. While some of the information discussed is under NDA, these vendors shared recent wins that validate their approaches to workforce productivity and show them steadily gaining market traction.
Other providers of mobility solutions present at MWC 2019 included Infinite Convergence
, provider of a secure enterprise-grade messaging application called NetSfere; NetMotion Software
, which aims to address the challenge of mobile worker productivity with products focused on mobile performance management and mobile analytics; and Orion Labs
, provider of a real-time team communications platform and push-to-talk devices for the mobile workforce. While these do not fall strictly within the category of mobile-native vendors, they overlap – as in the case of NetSfere
– or fall within adjacent or complementary categories. Similar to their mobile-native counterparts, these vendors are steadily advancing with mobile-first solutions focusing on workforce productivity. The common thread is the flexibility that mobile-first provides, allowing them to address several use cases that have been out of the scope of traditional business communications (i.e., email and unified communications) including frontline workers, field workers and
Microsoft, SAP and VMware Focus on AI, Enterprise Productivity
Other major MWC announcements included SAP's announcement of SAP Leonardo Internet of Things (IoT) capabilities to help drive digital transformation for the industrial IoT. The company also announced an extension of its partnership with Microsoft for IoT interoperability that aims to deliver a solution that simplifies the collection and ingestion of data and streams it into business applications such as SAP S/4HANA.
SAP also showcased demos from its partnership with Apple, announced three years ago
, as part of an effort to open iOS to a wider audience of developers and enterprises. They included the SAP Digital Supply Chain with iOS, an end-to-end scenario featuring SAP Leonardo and Apple on-device technologies for managing business processes from design to manufacturing, sourcing, maintenance and
VMware announced new communication service provider partnerships for Workspace ONE

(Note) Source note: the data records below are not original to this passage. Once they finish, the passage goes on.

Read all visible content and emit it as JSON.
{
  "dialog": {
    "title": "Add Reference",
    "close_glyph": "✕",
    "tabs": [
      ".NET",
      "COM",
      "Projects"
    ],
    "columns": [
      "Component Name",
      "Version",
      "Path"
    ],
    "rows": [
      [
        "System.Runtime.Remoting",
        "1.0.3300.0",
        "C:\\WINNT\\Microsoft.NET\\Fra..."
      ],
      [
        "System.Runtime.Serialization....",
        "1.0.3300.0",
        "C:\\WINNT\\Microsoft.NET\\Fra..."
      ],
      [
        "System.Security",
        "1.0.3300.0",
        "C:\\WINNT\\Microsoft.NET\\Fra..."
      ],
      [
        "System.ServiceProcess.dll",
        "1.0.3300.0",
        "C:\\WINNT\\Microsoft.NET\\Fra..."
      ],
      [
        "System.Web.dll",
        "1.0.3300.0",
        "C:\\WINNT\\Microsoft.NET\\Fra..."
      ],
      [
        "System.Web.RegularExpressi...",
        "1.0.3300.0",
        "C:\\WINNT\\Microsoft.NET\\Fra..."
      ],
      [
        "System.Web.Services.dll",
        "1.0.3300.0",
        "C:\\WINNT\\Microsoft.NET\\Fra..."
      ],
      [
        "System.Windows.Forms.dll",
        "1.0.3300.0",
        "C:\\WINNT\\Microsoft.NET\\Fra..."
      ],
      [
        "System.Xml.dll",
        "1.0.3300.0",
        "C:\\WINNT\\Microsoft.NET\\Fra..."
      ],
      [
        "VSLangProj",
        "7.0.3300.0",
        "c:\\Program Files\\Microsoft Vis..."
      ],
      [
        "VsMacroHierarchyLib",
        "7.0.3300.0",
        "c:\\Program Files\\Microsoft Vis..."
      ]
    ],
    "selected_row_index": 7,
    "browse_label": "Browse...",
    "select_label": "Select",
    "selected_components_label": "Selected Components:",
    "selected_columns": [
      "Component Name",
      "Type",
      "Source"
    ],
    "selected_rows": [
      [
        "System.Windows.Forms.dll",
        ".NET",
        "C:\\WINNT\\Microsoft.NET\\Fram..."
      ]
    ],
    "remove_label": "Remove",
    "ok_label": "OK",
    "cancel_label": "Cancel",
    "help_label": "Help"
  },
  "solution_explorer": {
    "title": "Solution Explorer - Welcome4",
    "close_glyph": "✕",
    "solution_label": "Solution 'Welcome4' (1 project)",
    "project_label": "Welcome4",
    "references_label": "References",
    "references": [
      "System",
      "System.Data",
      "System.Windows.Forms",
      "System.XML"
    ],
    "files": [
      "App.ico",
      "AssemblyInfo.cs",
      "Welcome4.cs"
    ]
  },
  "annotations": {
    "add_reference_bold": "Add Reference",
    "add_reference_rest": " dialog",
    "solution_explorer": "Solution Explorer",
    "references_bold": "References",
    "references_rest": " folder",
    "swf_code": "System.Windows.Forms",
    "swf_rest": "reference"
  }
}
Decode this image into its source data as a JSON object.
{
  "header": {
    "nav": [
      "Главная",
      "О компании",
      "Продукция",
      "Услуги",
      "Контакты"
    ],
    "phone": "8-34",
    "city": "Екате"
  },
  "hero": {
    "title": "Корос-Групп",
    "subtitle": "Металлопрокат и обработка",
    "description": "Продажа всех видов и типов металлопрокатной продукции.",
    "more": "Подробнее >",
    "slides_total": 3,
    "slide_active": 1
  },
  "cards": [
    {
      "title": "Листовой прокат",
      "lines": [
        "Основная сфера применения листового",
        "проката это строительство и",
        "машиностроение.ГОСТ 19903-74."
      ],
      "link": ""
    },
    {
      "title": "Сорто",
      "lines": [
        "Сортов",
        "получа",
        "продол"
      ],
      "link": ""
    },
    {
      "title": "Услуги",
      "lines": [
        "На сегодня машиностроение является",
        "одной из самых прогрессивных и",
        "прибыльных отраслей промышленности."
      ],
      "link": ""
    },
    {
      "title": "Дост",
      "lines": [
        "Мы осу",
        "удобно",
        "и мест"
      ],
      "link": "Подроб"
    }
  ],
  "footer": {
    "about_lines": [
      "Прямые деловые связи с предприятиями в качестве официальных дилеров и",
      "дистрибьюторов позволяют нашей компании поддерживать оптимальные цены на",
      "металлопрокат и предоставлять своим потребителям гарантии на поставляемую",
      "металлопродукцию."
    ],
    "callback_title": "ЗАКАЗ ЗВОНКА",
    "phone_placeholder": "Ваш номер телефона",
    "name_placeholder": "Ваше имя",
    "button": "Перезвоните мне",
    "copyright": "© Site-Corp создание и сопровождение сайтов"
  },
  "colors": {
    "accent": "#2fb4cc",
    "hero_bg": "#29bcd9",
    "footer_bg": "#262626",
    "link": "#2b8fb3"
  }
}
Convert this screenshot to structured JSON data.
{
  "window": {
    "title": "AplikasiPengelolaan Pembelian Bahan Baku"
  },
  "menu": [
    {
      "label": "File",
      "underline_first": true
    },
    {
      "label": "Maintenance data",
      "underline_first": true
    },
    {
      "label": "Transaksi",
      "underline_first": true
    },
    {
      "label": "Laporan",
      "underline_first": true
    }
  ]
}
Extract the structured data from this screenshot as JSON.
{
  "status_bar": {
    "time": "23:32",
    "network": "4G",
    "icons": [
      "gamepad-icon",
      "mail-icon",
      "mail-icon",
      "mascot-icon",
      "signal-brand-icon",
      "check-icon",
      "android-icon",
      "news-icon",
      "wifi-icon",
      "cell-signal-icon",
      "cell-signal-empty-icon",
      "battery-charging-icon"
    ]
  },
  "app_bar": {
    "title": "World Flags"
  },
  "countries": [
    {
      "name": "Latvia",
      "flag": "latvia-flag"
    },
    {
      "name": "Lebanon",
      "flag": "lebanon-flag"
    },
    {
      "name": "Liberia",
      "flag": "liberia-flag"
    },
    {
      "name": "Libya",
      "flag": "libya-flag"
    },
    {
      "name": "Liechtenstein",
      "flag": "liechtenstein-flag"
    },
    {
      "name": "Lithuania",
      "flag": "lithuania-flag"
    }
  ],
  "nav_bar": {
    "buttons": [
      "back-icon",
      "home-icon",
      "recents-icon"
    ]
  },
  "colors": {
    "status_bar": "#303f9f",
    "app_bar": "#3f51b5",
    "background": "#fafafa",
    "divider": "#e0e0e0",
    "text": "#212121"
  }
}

, its digital workspace and unified endpoint management platform. They include Samsung SDS, which will offer Workspace ONE to its enterprise customers as a VMware global systems integrator and systems outsourcer partner, providing them with a single platform for unified endpoint management, digital workspace security and
end-user experience; the companies also announced future collaboration in verticals – including government, public sector, finance, healthcare and retail – and emerging technology categories – including blockchain, IoT and 5G. Another new partner is Deutsche Telekom, which will offer a new service for large customers based on the Workspace ONE platform through its subsidiary T-Systems.
Reality Check: 5G is Finally Here, but Still in Early Stages
Key announcements at MWC 2019 signaled the imminent arrival of 5G, with network equipment vendors rolling out their first deployments and device manufacturers bringing to market the first 5G devices later this year. Central to their message is the potential that 5G holds for the enterprise and the opportunity this represents for network operators. Vendors contend that 5G will have a significant impact on workforce productivity. Because of its faster download speeds and lower latency, they claim it will transform 5G handsets into productivity platforms with processing power previously only available on PCs.
Carriers are investing to build out 5G networks and expect initial coverage will be available by the end of this year, but it will take a few years for 5G coverage to be nearly as ubiquitous as LTE. Another limitation for wide adoption is pricing, which is significantly higher for 5G devices than 4G. Furthermore, the first 5G devices will use first-generation chips and antennas, which cannot access all the bands and, therefore, will be tied to a specific carrier. Although foldable phones open up interesting possibilities, we have yet to see how mobile applications will take advantage of innovations in the form factor. Even though 5G and foldable phones will be available later this year, 5G is still in the early stages. It will take a few years for these technologies to gain wider adoption and, consequently, have a noticeable impact on the enterprise.